A truly sustainable transport sector must integrate fuel cells
Bramble Energy’s Vidal Bharath says battery-electric vehicles alone won’t lead to a zero-emission mobility ecosystem
Despite the rapid approach of Net Zero goals and bans on the sale of new gasoline and diesel vehicles, it is currently difficult to see how the transportation industry will become completely green and sustainable. At the end of 2018, the ONS reported that only 0.5% of all vehicles registered in the UK were very low emission vehicles and that transport remained the highest emitting sector of national greenhouse gases .
The right car for the right trip
Electrification and pure battery electric vehicles (BEVs) have received considerable attention. These charge using grid electricity, have no tailpipe emissions, and have provided a band-aid to transportation emissions issues, but the problem goes deeper than that. If you live in the city, take short trips and have access to a charging station, then yes, a pure BEV is the vehicle for you. Even if you have to make the long trip infrequently, you can make it work with forward planning; few will hesitate to stop for a coffee and recharge on the way to a destination, a moment for you and the car to recharge your batteries. However, there are several areas such as larger transportation applications and the transportation of goods as well as people where electrification will not suffice for a number of reasons. This is where we come to a hybrid solution: Fuel Cell Electric Vehicles (FCEVs).
There are already a number of successful deployments of large-scale hydrogen fuel cell vehicle fleets. For example, Green Tomato Cars operates a fleet of 27 Toyota Mirais units in London which exceeded 1 million kilometers in 2019 and each of these cars saved the equivalent of 7.6 tonnes of CO2 over that distance and did not emitted no NOx emissions.
Meanwhile, Aberdeen earlier this year launched a fleet of 15 double-decker hydrogen buses that have already covered 100,000 miles and plans are underway for the city to produce its own hydrogen. This means that all of their buses will be locally powered, moving a city that has long been associated with the oil industry towards a cleaner future.

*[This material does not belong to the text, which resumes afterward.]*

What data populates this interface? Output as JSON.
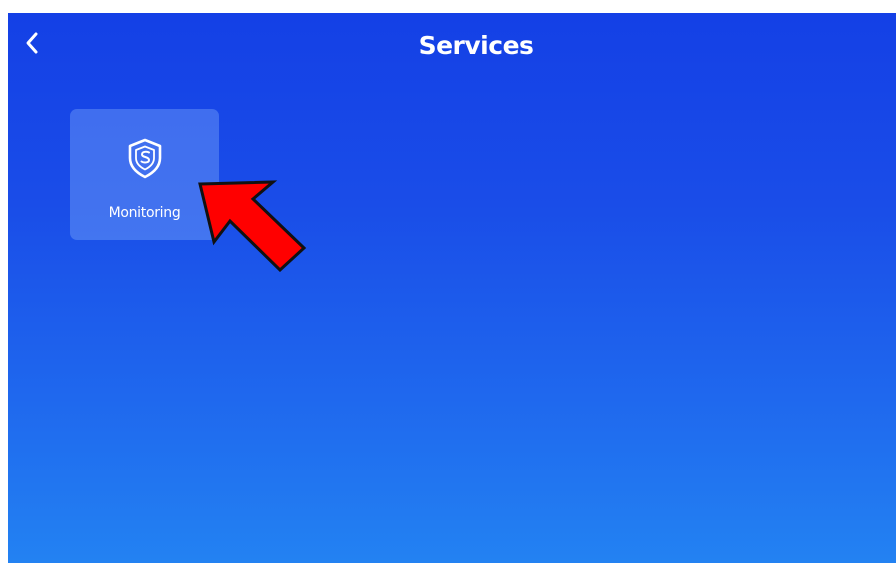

What can hydrogen fuel cells do for transportation
To break it down, hydrogen fuel cells can replace or supplement (range extender) an existing battery transmission. This means it can deliver quick refueling, zero-emission power while being completely silent, with operating costs for passenger vehicles similar to a Prius. While all of this sounds reasonable, there is one main sticking point where we don’t see more of these vehicles on our roads: the infrastructure for charging and refueling.
Today in the UK (a relatively small and easily switchable place) there are just under 40,000 commercial charging points in around 14,000 locations (this does not include private charging points in homes or homes). companies) to serve a British fleet of 500,000 BEVs and connect hybrid electric vehicles. Compare that to the 8,000 traditional gasoline and diesel service stations serving 40 million conventional fuel cars, 3.3 million vans and 500,000 trucks.
A hydrogen fuel cell vehicle (car, truck, bus, etc.) refuels within the typical time frame like its diesel counterpart. This means that the UK can meet domestic demand using the current number of petrol stations. In addition, the deployment of 8,000 hydrogen refuelers can be done more quickly and is autonomous.
If we assume that the 495,000 UK registered trucks will eventually switch to BEV and each recharge on average once a day, the energy consumption of that refueling would be equivalent to powering 47 million homes per day.
The UK currently only has a handful of hydrogen refueling stations, but as seen in markets like Germany, California, Japan and China, the numbers can grow rapidly. These stations provide a centralized and ubiquitous green supply source that can be deployed without a massive infrastructure and network overhaul. Likewise, due to its centralized refueling nature, hydrogen fuel cells can also be deployed in rail, maritime and aeronautical depots.
Put into perspective
While there is a need to add additional charging points and even more powerful versions for larger vehicles such as trucks, let’s assume that the current electric charge capacity is well utilized. The question we should all be asking ourselves is, how many charging points will be needed if we were all to upgrade to a BEV?
We can make the educated assumption that the number of commercial car chargers required will be approximately 2,800,000 charging points. Then there is the impact that additional traditional type chargers and larger chargers (mega type) will have on the existing grid and electrical infrastructure. To put it simply, the existing networks are not developed to handle this excess demand. At the end of the day, we have to think about how to extend this or how to better deploy a localized infrastructure on premise. It gets even more difficult when you can have hundreds of thousands of charging points distributed.
If we assume that the 495,000 UK registered trucks were to eventually switch to BEV and each recharged on average once per day, the energy consumption of that refueling would be equivalent to powering 47 million homes per day. The UK currently has 29 million homes, so the process of refueling trucks far exceeds national residential energy use.
Combination is the key
For the UK to achieve the Net Zero 2050 goal and be fully sustainable with a green transport sector, it cannot be against each other. BEVs versus FCEVs is certainly not the right argument – one cannot be dismissed so that the other can win. Only with a combination of these solutions can the transport sector be completely carbon free.
The government has focused on overhauling infrastructure for passenger vehicles and certainly in UK cities a BEV might just be the best solution, but UK infrastructure is ready to deliver and deliver. respond to hydrogen fuel cell vehicles, especially in areas such as public transportation and heavy load transportation where batteries alone do not offer the most optimized solution.
About the Author: Vidal Bharath is COO at Bramble Energy